The report finds that the effects of climate change has contributed to increases in cardiovascular and respiratory health problems for Iowans. Hotter temperatures and higher levels of carbon dioxide enable plants to produce greater levels of pollen with a higher allergen content. The longer growing season not only increases exposure allergens but new allergenic plants are also making their way into Iowa.

Asthma rates for children are on the rise – and have been since the 1980s – and this can be attributed to more exposure to flood molds as well as indoor moisture levels. Fine particulate matter in the air, which is made worse by heat in urban areas, has also contributed to this rise in asthma rates while nighttime heat stress and air pollutants increases the risk of heart attack and stroke, especially for aging adults.

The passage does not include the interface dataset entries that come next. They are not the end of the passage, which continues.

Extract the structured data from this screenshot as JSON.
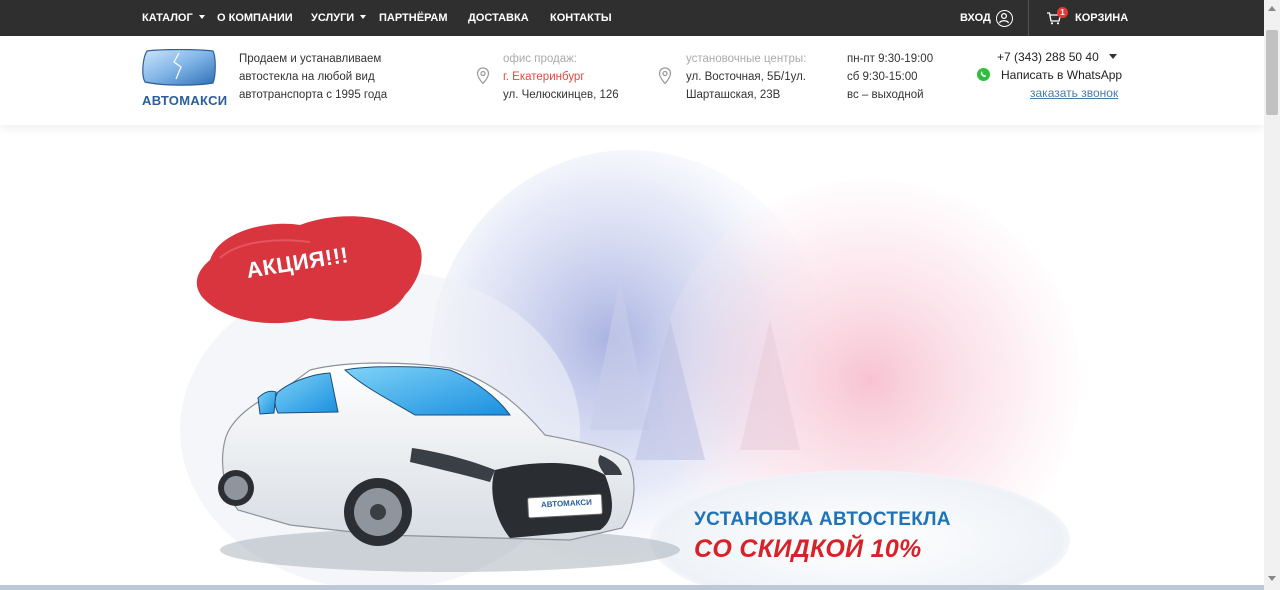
{
  "topnav": {
    "items": [
      {
        "label": "КАТАЛОГ",
        "has_dropdown": true
      },
      {
        "label": "О КОМПАНИИ",
        "has_dropdown": false
      },
      {
        "label": "УСЛУГИ",
        "has_dropdown": true
      },
      {
        "label": "ПАРТНЁРАМ",
        "has_dropdown": false
      },
      {
        "label": "ДОСТАВКА",
        "has_dropdown": false
      },
      {
        "label": "КОНТАКТЫ",
        "has_dropdown": false
      }
    ],
    "login_label": "ВХОД",
    "cart_label": "КОРЗИНА",
    "cart_count": "1"
  },
  "header": {
    "logo_text": "АВТОМАКСИ",
    "tagline": [
      "Продаем и устанавливаем",
      "автостекла на любой вид",
      "автотранспорта с 1995 года"
    ],
    "office": {
      "title": "офис продаж:",
      "city": "г. Екатеринбург",
      "address": "ул. Челюскинцев, 126"
    },
    "centers": {
      "title": "установочные центры:",
      "line1": "ул. Восточная, 5Б/1ул.",
      "line2": "Шарташская, 23В"
    },
    "hours": [
      "пн-пт 9:30-19:00",
      "сб 9:30-15:00",
      "вс – выходной"
    ],
    "phone": "+7 (343) 288 50 40",
    "whatsapp_label": "Написать в WhatsApp",
    "callback_label": "заказать звонок"
  },
  "banner": {
    "promo_badge": "АКЦИЯ!!!",
    "plate_text": "АВТОМАКСИ",
    "headline_line1": "УСТАНОВКА АВТОСТЕКЛА",
    "headline_line2": "СО СКИДКОЙ 10%"
  },
  "colors": {
    "nav_bg": "#2f2f2f",
    "brand_blue": "#2a5e9e",
    "accent_red": "#e3483f",
    "promo_blue": "#1f73b8",
    "promo_red": "#d62228",
    "whatsapp_green": "#2fbe3c"
  }
}
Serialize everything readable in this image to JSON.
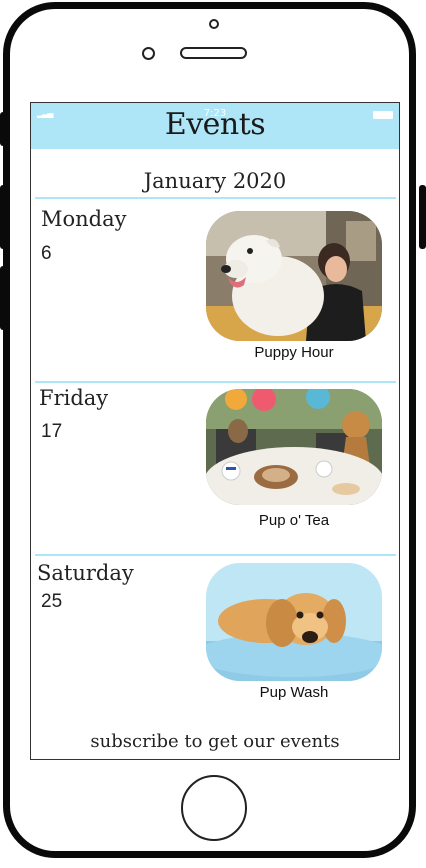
{
  "status": {
    "time": "7:23"
  },
  "header": {
    "title": "Events"
  },
  "month": "January 2020",
  "events": [
    {
      "weekday": "Monday",
      "day": "6",
      "name": "Puppy Hour"
    },
    {
      "weekday": "Friday",
      "day": "17",
      "name": "Pup o' Tea"
    },
    {
      "weekday": "Saturday",
      "day": "25",
      "name": "Pup Wash"
    }
  ],
  "footer": {
    "subscribe_text": "subscribe to get our events"
  },
  "colors": {
    "accent": "#aee6f8",
    "frame": "#0a0a0a"
  }
}
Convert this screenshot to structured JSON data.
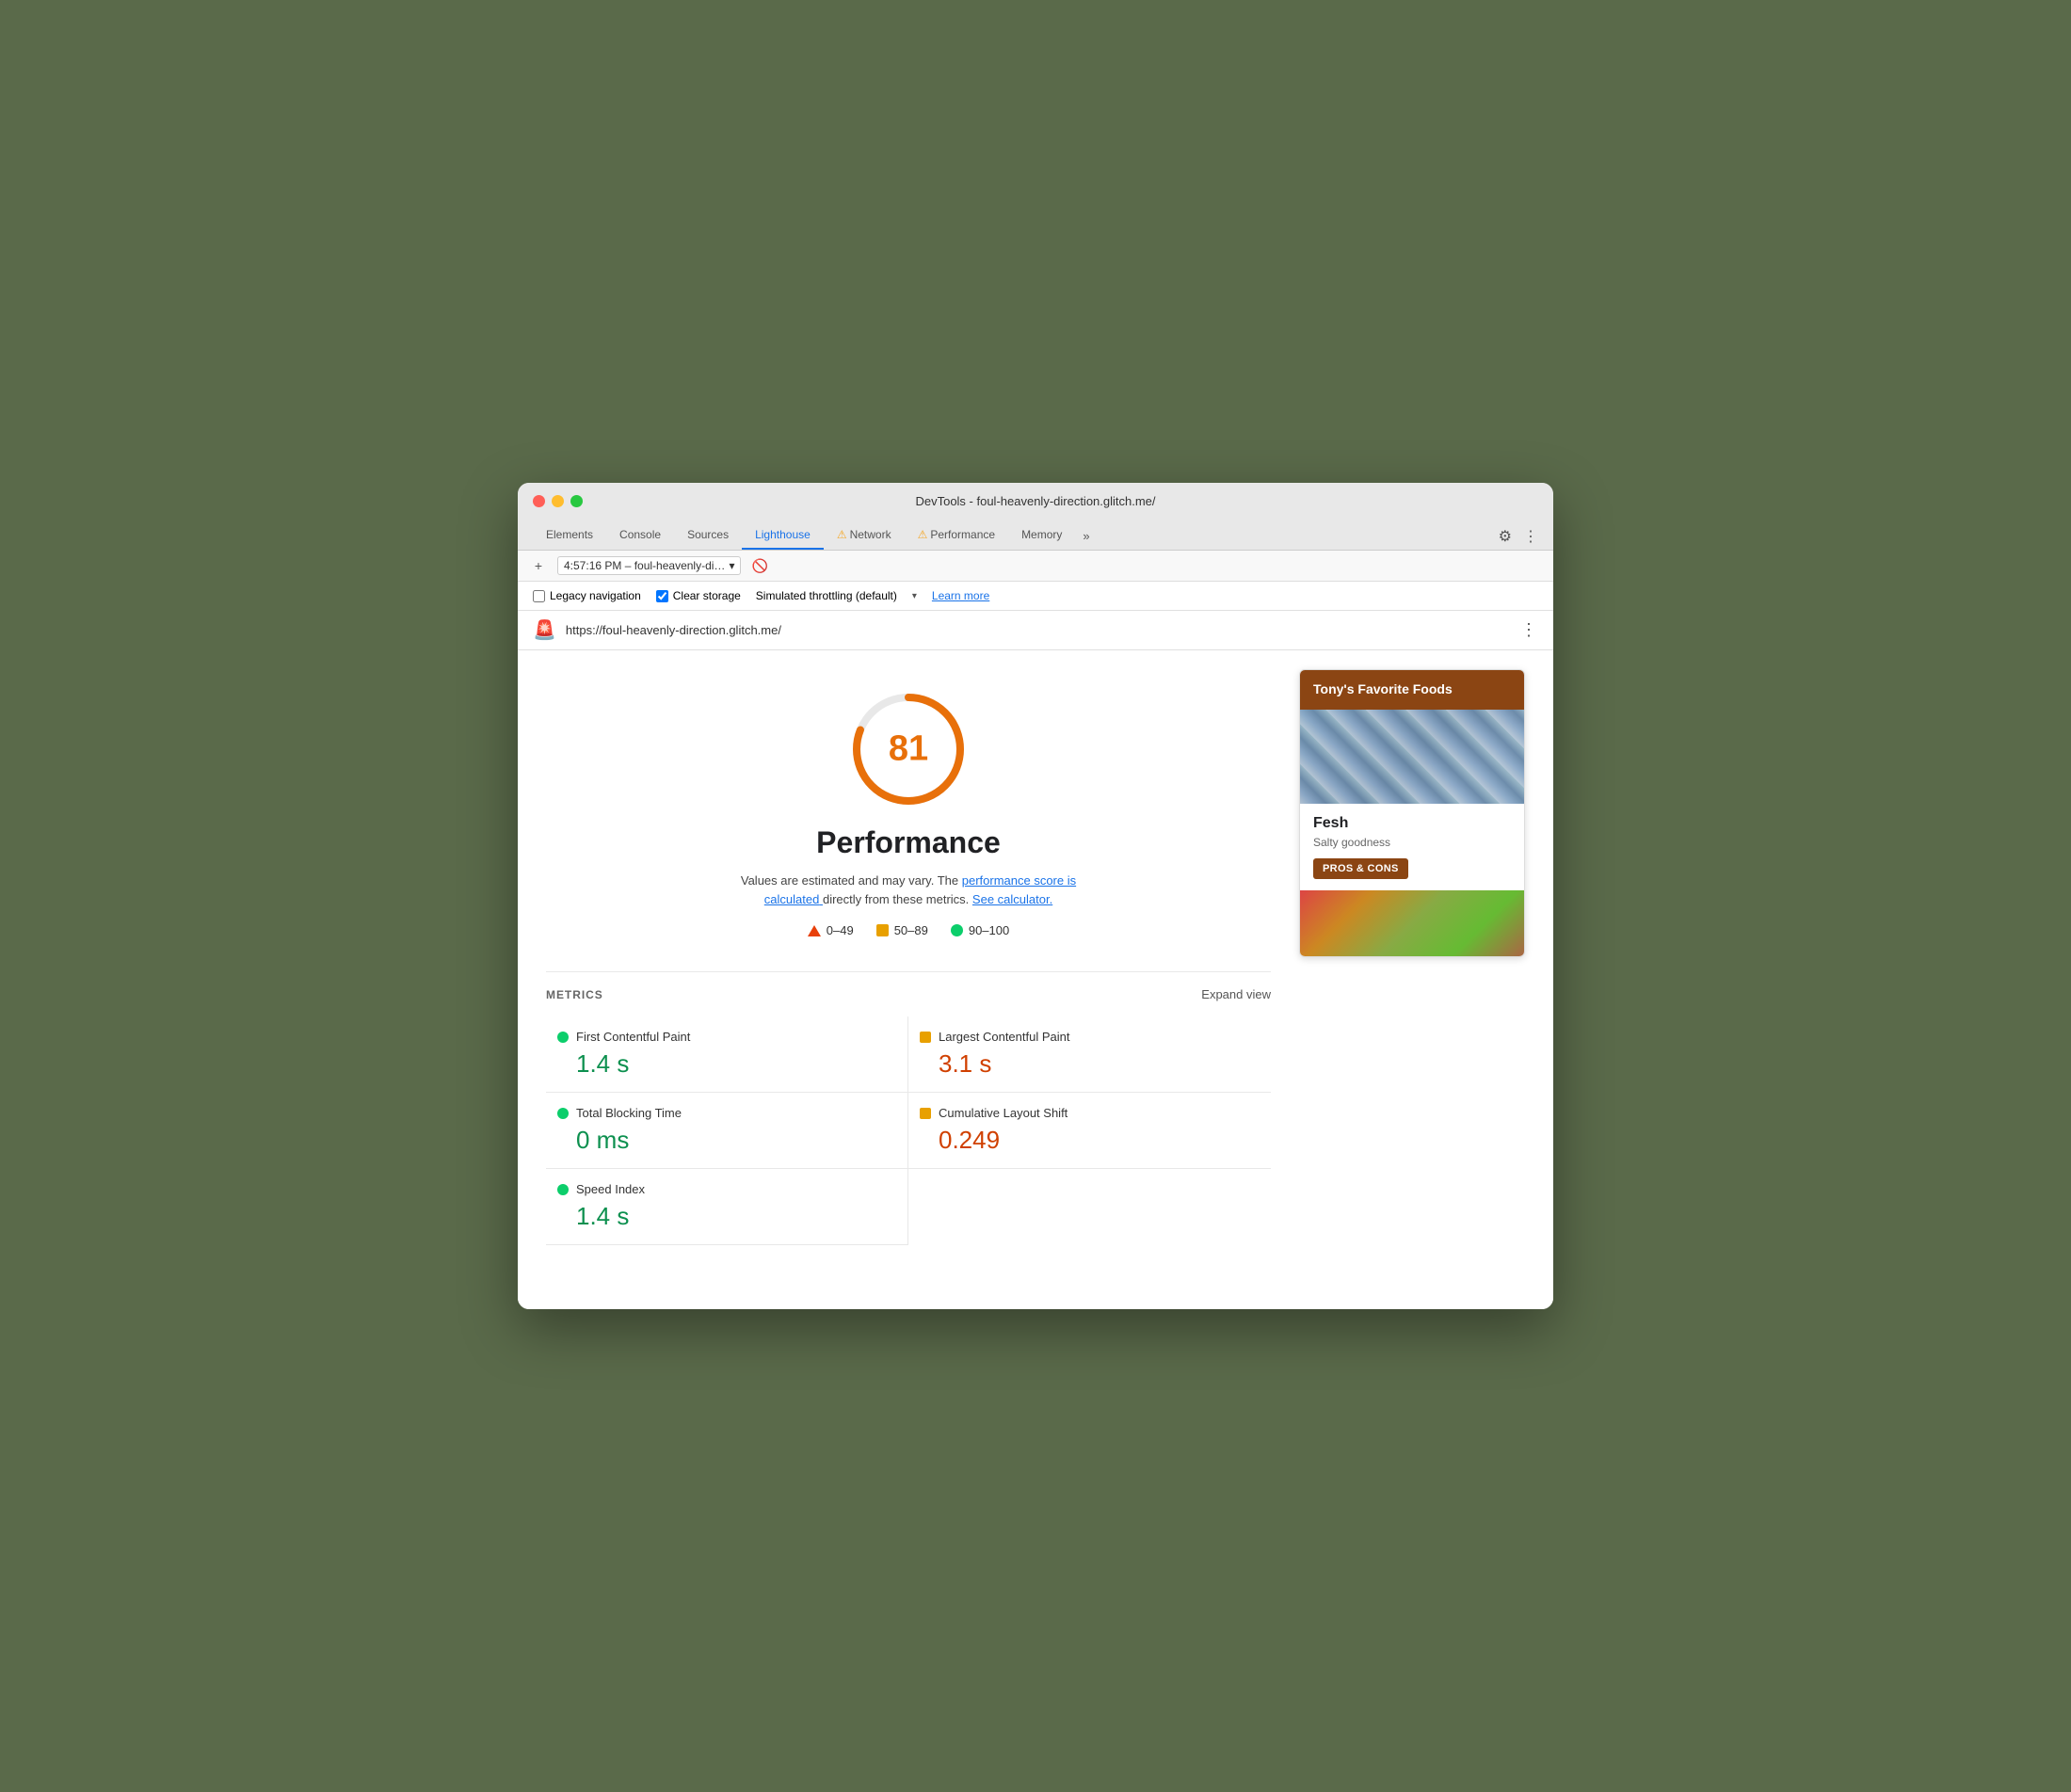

Water quality issues were also outlined in the 2014 statement. Excessive heavy rains have increased exposure to toxic chemicals and raw sewage spread by flood waters. Heavy rains also lead to soil runoff in agricultural areas which then pollutes waterways with nitrates and phosphorus. These substances coupled with high temperatures on still bodies on water have spurred the growth of harmful algal blooms which can make water unsafe for consumption or recreation for both humans and animals. Similar algal blooms contaminated the water supply for nearly half a million people in Toledo, Ohio during the summer.

Other infectious diseases have been on the rise in Iowa and throughout the Midwest as disease-carrying organisms – such as ticks and mosquitoes – migrate north. Cases of Dengue Fever and Ehrlichiosis have been reported in Iowa this year as hotter temperatures, greater rainfall levels, and longer summers enable these organisms to live longer.

Climate change has also impacted mental health, albeit in a more subtle way. Research since the 1980s suggests that there is a correlation between higher temperatures and aggression or violence.

Friday’s event lasted approximately half an hour and included a presentation of the statement as well as a question and answer session. Presenters included David Courard-Hauri (Drake University), Mary Mincer Hansen (Des Moines University), David Osterberg (University of Iowa), Gene Takle (Iowa State University), Peter Thorne (University of Iowa).

Check back to the Iowa Environmental Focus for video and photos from Friday’s event.

On the Radio: Groundbreaking study examines changes in Iowa waterways


A stream in Story County, Iowa. (Carl Wycoff/Flickr)
A stream in Story County, Iowa. (Carl Wycoff/Flickr)

This week’s On the Radio segment looks at a new University of Iowa study on the effects of climate and land use changes on Iowa waterways, using data recorded over the course of more than eight decades. Listen to the audio below, or continue reading for the transcript.

 

Transcript: River and Stream Study

Changes in climate and agricultural practice over the last century have had a significant impact on the flow of Iowa’s rivers and streams, according to a recent study.

This is the Iowa Environmental Focus.

Using data recorded over the course of more than eight decades, researchers at the University of Iowa IIHR – Hydroscience & Engineering studied the effects of variable climate conditions and land use on Iowa’s Raccoon River watershed, which has been monitored almost daily since 1927.

The number of acres used to grow corn and soybeans roughly doubled over the last 100 years. The study found that these climate and land use changes exacerbate the effects of both high and low precipitation periods on river and stream levels by as much as seven times, increasing the likelihood of disastrous floods during wet seasons and empty waterways during dry seasons.

For more information about climate, land use and river levels, visit IowaEnvironmentalFocus.org.

From the UI Center for Global and Regional Environmental Research, I’m Jerry Schnoor.

http://www.sciencedirect.com/science/article/pii/S0167880914001200

http://now.uiowa.edu/2014/04/researchers-find-changes-agriculture-increase-high-river-flow-rates